▸ Data records:
+===+
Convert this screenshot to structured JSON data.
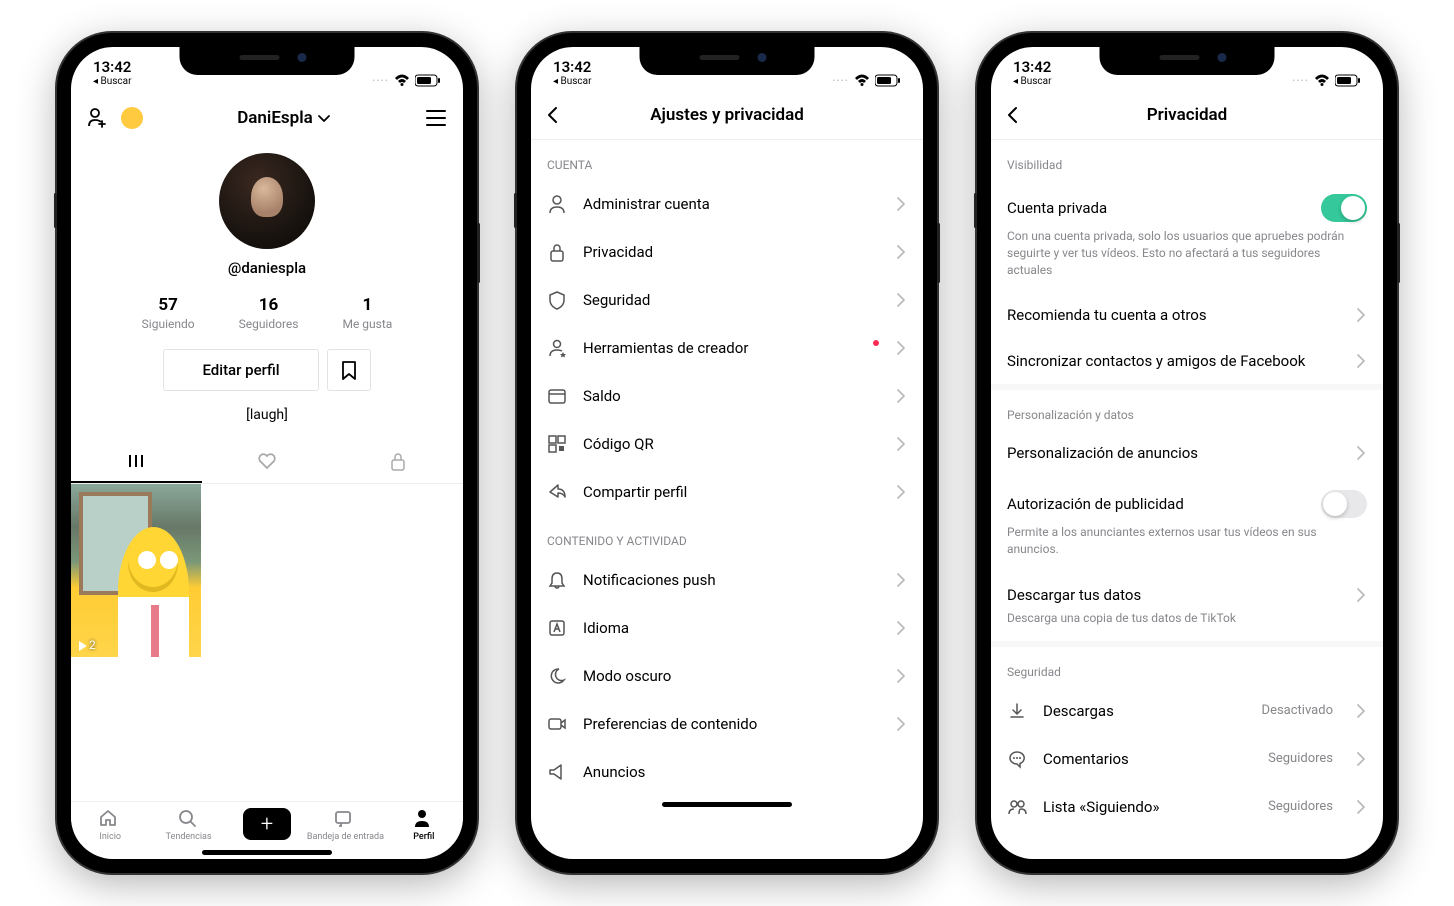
{
  "status": {
    "time": "13:42",
    "back": "◂ Buscar",
    "dots": "····"
  },
  "phone1": {
    "title": "DaniEspla",
    "username": "@daniespla",
    "stats": [
      {
        "num": "57",
        "label": "Siguiendo"
      },
      {
        "num": "16",
        "label": "Seguidores"
      },
      {
        "num": "1",
        "label": "Me gusta"
      }
    ],
    "edit": "Editar perfil",
    "bio": "[laugh]",
    "video_plays": "2",
    "nav": {
      "home": "Inicio",
      "trends": "Tendencias",
      "inbox": "Bandeja de entrada",
      "profile": "Perfil"
    }
  },
  "phone2": {
    "title": "Ajustes y privacidad",
    "sections": {
      "account_label": "CUENTA",
      "content_label": "CONTENIDO Y ACTIVIDAD"
    },
    "items": {
      "manage": "Administrar cuenta",
      "privacy": "Privacidad",
      "security": "Seguridad",
      "creator": "Herramientas de creador",
      "balance": "Saldo",
      "qr": "Código QR",
      "share": "Compartir perfil",
      "push": "Notificaciones push",
      "lang": "Idioma",
      "dark": "Modo oscuro",
      "contentpref": "Preferencias de contenido",
      "ads": "Anuncios"
    }
  },
  "phone3": {
    "title": "Privacidad",
    "sections": {
      "visibility": "Visibilidad",
      "personalization": "Personalización y datos",
      "security": "Seguridad"
    },
    "private_account": {
      "title": "Cuenta privada",
      "desc": "Con una cuenta privada, solo los usuarios que apruebes podrán seguirte y ver tus vídeos. Esto no afectará a tus seguidores actuales"
    },
    "recommend": "Recomienda tu cuenta a otros",
    "sync": "Sincronizar contactos y amigos de Facebook",
    "ads_personalization": "Personalización de anuncios",
    "ad_auth": {
      "title": "Autorización de publicidad",
      "desc": "Permite a los anunciantes externos usar tus vídeos en sus anuncios."
    },
    "download": {
      "title": "Descargar tus datos",
      "desc": "Descarga una copia de tus datos de TikTok"
    },
    "items": {
      "downloads": {
        "label": "Descargas",
        "value": "Desactivado"
      },
      "comments": {
        "label": "Comentarios",
        "value": "Seguidores"
      },
      "following": {
        "label": "Lista «Siguiendo»",
        "value": "Seguidores"
      }
    }
  }
}
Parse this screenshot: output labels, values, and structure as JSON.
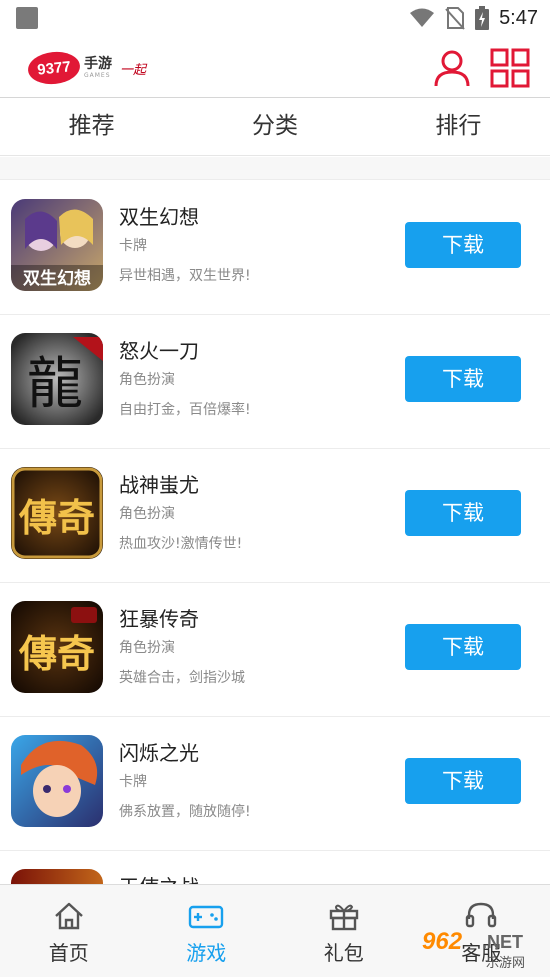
{
  "status_bar": {
    "time": "5:47",
    "icons": [
      "app-notification-icon",
      "wifi-icon",
      "no-sim-icon",
      "battery-charging-icon"
    ]
  },
  "header": {
    "logo": {
      "number": "9377",
      "text_cn": "手游",
      "text_en": "GAMES",
      "script": "一起"
    },
    "icons": [
      "user-icon",
      "grid-menu-icon"
    ],
    "accent_color": "#e11836"
  },
  "tabs": [
    {
      "label": "推荐"
    },
    {
      "label": "分类"
    },
    {
      "label": "排行"
    }
  ],
  "games": [
    {
      "name": "双生幻想",
      "category": "卡牌",
      "desc": "异世相遇，双生世界!",
      "button": "下载",
      "thumb_text": "双生幻想"
    },
    {
      "name": "怒火一刀",
      "category": "角色扮演",
      "desc": "自由打金，百倍爆率!",
      "button": "下载",
      "thumb_text": "龍"
    },
    {
      "name": "战神蚩尤",
      "category": "角色扮演",
      "desc": "热血攻沙!激情传世!",
      "button": "下载",
      "thumb_text": "傳奇"
    },
    {
      "name": "狂暴传奇",
      "category": "角色扮演",
      "desc": "英雄合击，剑指沙城",
      "button": "下载",
      "thumb_text": "傳奇"
    },
    {
      "name": "闪烁之光",
      "category": "卡牌",
      "desc": "佛系放置，随放随停!",
      "button": "下载",
      "thumb_text": ""
    },
    {
      "name": "天使之战",
      "category": "",
      "desc": "",
      "button": "",
      "thumb_text": ""
    }
  ],
  "bottom_nav": [
    {
      "label": "首页",
      "icon": "home-icon",
      "active": false
    },
    {
      "label": "游戏",
      "icon": "gamepad-icon",
      "active": true
    },
    {
      "label": "礼包",
      "icon": "gift-icon",
      "active": false
    },
    {
      "label": "客服",
      "icon": "headset-icon",
      "active": false
    }
  ],
  "watermark": {
    "number": "962",
    "suffix": ".NET",
    "text_cn": "乐游网"
  },
  "colors": {
    "primary_blue": "#17a0ee",
    "brand_red": "#e11836"
  }
}
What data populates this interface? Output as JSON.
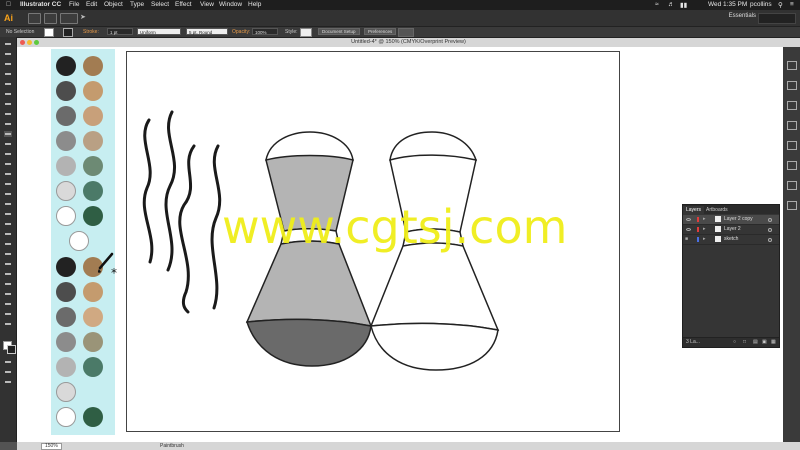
{
  "menubar": {
    "apple": "",
    "app": "Illustrator CC",
    "items": [
      "File",
      "Edit",
      "Object",
      "Type",
      "Select",
      "Effect",
      "View",
      "Window",
      "Help"
    ],
    "clock": "Wed 1:35 PM",
    "user": "pcollins"
  },
  "appbar": {
    "logo": "Ai",
    "workspace": "Essentials"
  },
  "control": {
    "selection": "No Selection",
    "stroke_label": "Stroke:",
    "stroke_weight": "1 pt",
    "profile": "Uniform",
    "brush": "5 pt. Round",
    "opacity_label": "Opacity:",
    "opacity": "100%",
    "style_label": "Style:",
    "doc_setup": "Document Setup",
    "preferences": "Preferences"
  },
  "document": {
    "title": "Untitled-4* @ 150% (CMYK/Overprint Preview)"
  },
  "status": {
    "zoom": "150%",
    "tool": "Paintbrush"
  },
  "swatches": {
    "left_column": [
      "#222222",
      "#4d4d4d",
      "#6b6b6b",
      "#8c8c8c",
      "#b3b3b3",
      "#d9d9d9",
      "#ffffff",
      "#ffffff",
      "#222222",
      "#4d4d4d",
      "#6b6b6b",
      "#8c8c8c",
      "#b3b3b3",
      "#d9d9d9",
      "#ffffff"
    ],
    "right_column": [
      "#a27c52",
      "#c49b6e",
      "#c8a07a",
      "#b9a084",
      "#6d8a74",
      "#4b7a68",
      "#2f5e44",
      "#a27c52",
      "#c49b6e",
      "#d0a982",
      "#9a9478",
      "#4b7a68",
      "#2f5e44"
    ]
  },
  "watermark": "www.cgtsj.com",
  "layers": {
    "tabs": [
      "Layers",
      "Artboards"
    ],
    "rows": [
      {
        "name": "Layer 2 copy",
        "color": "#e03c3c"
      },
      {
        "name": "Layer 2",
        "color": "#e03c3c"
      },
      {
        "name": "sketch",
        "color": "#4a6fe3"
      }
    ],
    "footer": "3 La..."
  },
  "colors": {
    "menubar": "#1e1e1e",
    "app_chrome": "#323232",
    "swatch_panel": "#c7eef1",
    "watermark": "#f0ee1a",
    "shaker_gray": "#b4b4b4",
    "shaker_dark": "#6a6a6a"
  }
}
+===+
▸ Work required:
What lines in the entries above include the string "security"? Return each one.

▸ Your response:
      "security": "Seguridad",
      "security": "Seguridad"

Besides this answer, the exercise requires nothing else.